Input records START

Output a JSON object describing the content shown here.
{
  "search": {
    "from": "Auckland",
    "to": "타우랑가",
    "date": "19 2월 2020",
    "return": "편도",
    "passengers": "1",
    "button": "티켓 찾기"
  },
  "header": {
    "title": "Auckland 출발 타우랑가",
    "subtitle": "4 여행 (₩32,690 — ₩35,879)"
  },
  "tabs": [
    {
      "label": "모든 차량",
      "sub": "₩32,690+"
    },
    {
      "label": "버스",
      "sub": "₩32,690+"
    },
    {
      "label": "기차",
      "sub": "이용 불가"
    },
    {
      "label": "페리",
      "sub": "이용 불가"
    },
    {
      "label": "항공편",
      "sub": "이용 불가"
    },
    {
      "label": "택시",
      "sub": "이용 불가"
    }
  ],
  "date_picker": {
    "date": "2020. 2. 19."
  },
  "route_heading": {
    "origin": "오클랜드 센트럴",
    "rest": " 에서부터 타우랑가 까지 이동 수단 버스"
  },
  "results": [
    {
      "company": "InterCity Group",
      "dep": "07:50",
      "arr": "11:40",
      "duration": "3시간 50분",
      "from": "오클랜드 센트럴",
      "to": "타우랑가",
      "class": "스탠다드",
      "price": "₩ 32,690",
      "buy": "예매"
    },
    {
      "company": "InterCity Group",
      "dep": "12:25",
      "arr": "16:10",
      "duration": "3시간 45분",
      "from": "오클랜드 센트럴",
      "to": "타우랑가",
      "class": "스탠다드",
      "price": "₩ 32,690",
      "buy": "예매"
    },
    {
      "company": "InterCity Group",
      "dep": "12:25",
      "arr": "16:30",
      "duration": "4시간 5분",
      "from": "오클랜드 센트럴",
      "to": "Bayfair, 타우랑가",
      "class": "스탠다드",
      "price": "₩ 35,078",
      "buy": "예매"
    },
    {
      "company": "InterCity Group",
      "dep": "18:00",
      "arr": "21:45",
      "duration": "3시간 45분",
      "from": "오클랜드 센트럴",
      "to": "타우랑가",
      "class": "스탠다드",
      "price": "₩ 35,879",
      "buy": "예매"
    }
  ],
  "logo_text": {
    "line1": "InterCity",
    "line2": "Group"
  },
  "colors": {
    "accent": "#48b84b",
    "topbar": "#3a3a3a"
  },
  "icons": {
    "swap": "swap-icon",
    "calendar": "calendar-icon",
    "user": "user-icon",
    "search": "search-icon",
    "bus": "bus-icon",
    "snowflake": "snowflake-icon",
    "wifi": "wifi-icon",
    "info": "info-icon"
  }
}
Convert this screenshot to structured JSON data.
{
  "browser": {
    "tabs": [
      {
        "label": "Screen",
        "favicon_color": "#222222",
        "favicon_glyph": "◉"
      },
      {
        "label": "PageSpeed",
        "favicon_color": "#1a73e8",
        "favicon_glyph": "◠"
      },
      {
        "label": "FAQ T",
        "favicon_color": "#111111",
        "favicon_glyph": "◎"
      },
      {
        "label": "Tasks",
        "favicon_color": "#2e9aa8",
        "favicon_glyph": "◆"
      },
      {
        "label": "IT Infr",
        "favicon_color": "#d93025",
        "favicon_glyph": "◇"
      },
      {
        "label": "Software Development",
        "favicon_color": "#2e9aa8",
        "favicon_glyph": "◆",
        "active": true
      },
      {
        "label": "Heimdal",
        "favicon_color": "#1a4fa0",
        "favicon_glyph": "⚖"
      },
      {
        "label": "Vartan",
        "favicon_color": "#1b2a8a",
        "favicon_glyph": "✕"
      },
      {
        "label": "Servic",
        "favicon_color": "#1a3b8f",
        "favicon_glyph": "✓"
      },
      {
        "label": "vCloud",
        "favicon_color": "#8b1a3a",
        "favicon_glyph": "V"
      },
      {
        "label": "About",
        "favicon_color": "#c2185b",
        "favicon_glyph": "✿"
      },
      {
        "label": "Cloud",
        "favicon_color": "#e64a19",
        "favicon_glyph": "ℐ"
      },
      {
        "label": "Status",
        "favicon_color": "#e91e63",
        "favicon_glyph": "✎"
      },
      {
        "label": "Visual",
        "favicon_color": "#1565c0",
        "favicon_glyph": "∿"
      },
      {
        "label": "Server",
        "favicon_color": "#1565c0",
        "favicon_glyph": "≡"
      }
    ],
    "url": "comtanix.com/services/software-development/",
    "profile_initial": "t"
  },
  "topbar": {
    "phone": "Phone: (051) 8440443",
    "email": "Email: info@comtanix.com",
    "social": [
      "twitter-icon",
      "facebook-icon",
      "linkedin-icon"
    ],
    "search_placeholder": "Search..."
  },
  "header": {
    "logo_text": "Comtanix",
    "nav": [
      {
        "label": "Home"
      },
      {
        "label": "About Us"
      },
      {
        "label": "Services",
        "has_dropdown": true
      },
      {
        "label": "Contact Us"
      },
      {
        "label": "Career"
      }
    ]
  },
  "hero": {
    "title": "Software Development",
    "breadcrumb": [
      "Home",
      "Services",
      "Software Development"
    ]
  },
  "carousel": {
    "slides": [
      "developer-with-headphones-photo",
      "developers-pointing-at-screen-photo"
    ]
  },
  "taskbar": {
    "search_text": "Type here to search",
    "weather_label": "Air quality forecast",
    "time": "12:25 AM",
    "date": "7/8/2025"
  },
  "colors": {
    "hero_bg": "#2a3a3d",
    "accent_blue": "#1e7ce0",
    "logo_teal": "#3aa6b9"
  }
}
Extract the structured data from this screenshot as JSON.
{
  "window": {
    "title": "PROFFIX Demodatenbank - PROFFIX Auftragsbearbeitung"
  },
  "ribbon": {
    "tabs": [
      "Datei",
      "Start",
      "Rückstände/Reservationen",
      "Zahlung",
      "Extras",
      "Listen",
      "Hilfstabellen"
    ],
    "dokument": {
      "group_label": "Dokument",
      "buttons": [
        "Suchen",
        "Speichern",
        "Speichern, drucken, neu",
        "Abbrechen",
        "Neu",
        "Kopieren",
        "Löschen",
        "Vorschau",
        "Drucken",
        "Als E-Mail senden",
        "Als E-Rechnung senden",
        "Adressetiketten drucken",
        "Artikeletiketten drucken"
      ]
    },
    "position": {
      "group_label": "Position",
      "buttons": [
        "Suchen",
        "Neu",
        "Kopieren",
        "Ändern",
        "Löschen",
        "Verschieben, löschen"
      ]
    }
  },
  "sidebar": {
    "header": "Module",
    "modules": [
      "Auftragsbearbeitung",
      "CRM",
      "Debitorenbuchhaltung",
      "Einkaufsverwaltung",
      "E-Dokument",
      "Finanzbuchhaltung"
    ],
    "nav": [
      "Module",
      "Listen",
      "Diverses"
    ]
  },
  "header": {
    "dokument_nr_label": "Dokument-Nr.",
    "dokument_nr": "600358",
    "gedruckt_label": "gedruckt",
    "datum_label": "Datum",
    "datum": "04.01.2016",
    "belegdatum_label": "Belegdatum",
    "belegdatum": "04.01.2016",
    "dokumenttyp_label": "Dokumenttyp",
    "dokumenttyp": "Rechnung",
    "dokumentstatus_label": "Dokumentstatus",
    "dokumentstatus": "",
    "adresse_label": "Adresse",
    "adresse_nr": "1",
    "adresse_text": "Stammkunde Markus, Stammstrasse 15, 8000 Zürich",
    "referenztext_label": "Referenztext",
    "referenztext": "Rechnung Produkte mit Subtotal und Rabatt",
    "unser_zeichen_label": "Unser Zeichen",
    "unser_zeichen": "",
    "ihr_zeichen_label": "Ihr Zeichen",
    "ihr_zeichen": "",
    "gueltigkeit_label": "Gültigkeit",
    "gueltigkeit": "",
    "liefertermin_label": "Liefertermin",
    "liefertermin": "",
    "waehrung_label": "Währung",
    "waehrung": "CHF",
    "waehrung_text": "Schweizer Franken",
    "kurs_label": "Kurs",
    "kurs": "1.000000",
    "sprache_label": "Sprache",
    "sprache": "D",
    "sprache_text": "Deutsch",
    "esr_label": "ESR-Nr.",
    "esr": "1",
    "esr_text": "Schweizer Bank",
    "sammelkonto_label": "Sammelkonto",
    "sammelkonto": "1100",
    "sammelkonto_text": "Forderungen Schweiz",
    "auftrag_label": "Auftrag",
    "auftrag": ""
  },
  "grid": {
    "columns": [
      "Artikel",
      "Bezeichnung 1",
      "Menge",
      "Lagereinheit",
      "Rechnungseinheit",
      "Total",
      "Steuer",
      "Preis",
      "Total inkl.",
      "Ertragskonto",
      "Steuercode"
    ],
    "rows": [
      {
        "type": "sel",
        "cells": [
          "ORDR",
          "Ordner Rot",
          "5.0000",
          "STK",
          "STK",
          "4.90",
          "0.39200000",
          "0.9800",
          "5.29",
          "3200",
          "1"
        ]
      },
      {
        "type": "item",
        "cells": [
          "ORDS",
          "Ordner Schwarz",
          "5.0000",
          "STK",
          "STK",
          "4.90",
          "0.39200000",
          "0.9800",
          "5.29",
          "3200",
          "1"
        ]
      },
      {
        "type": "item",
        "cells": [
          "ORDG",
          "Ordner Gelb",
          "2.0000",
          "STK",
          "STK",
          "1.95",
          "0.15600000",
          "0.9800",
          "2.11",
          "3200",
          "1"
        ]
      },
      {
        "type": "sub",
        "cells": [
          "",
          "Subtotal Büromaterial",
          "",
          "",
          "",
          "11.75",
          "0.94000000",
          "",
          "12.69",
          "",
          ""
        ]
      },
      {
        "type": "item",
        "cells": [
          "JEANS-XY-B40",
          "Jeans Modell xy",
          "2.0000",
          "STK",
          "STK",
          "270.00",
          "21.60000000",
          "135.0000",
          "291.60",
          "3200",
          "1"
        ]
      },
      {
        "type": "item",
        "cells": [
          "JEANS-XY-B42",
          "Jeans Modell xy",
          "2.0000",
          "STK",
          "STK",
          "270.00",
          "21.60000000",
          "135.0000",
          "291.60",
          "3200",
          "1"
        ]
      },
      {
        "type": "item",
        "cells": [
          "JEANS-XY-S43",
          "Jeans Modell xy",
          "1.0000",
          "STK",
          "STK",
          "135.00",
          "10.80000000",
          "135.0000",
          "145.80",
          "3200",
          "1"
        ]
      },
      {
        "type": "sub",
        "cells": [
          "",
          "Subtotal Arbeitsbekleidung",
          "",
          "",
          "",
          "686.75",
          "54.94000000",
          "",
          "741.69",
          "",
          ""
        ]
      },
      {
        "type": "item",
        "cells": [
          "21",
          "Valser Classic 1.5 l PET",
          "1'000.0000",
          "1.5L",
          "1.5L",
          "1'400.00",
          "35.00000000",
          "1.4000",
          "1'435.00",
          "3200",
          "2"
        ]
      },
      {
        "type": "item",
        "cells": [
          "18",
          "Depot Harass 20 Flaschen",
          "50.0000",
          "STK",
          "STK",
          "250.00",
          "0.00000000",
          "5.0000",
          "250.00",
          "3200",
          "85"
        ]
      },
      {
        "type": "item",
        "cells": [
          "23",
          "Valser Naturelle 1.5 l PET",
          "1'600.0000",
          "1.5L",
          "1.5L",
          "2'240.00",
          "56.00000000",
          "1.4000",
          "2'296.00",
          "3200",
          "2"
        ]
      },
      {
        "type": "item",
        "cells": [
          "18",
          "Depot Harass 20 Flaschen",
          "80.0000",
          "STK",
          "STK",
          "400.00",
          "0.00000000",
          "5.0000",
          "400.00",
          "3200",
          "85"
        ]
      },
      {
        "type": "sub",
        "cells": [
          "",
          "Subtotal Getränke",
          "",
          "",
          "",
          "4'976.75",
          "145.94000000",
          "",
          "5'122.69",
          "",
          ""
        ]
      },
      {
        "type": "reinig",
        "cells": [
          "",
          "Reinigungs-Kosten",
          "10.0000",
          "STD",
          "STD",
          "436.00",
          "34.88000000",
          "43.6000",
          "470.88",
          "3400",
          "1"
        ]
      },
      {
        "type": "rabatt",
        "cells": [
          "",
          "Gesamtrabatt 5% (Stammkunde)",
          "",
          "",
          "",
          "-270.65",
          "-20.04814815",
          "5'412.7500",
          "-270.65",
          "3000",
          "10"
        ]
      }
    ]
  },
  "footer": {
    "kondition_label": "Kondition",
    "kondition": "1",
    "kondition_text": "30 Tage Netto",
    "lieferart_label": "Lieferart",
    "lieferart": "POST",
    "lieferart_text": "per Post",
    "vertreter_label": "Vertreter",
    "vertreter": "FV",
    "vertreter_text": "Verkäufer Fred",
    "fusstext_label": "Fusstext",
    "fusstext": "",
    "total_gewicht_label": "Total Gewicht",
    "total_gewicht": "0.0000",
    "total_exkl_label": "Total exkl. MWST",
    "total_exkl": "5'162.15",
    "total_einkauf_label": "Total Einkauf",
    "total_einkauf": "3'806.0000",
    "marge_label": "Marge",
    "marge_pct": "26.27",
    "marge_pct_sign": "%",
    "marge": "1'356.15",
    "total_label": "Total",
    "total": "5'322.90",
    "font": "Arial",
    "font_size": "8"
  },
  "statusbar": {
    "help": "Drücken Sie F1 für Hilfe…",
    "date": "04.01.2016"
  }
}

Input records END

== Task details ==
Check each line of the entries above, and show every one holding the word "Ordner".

== Task answer ==
          "Ordner Rot",
          "Ordner Schwarz",
          "Ordner Gelb",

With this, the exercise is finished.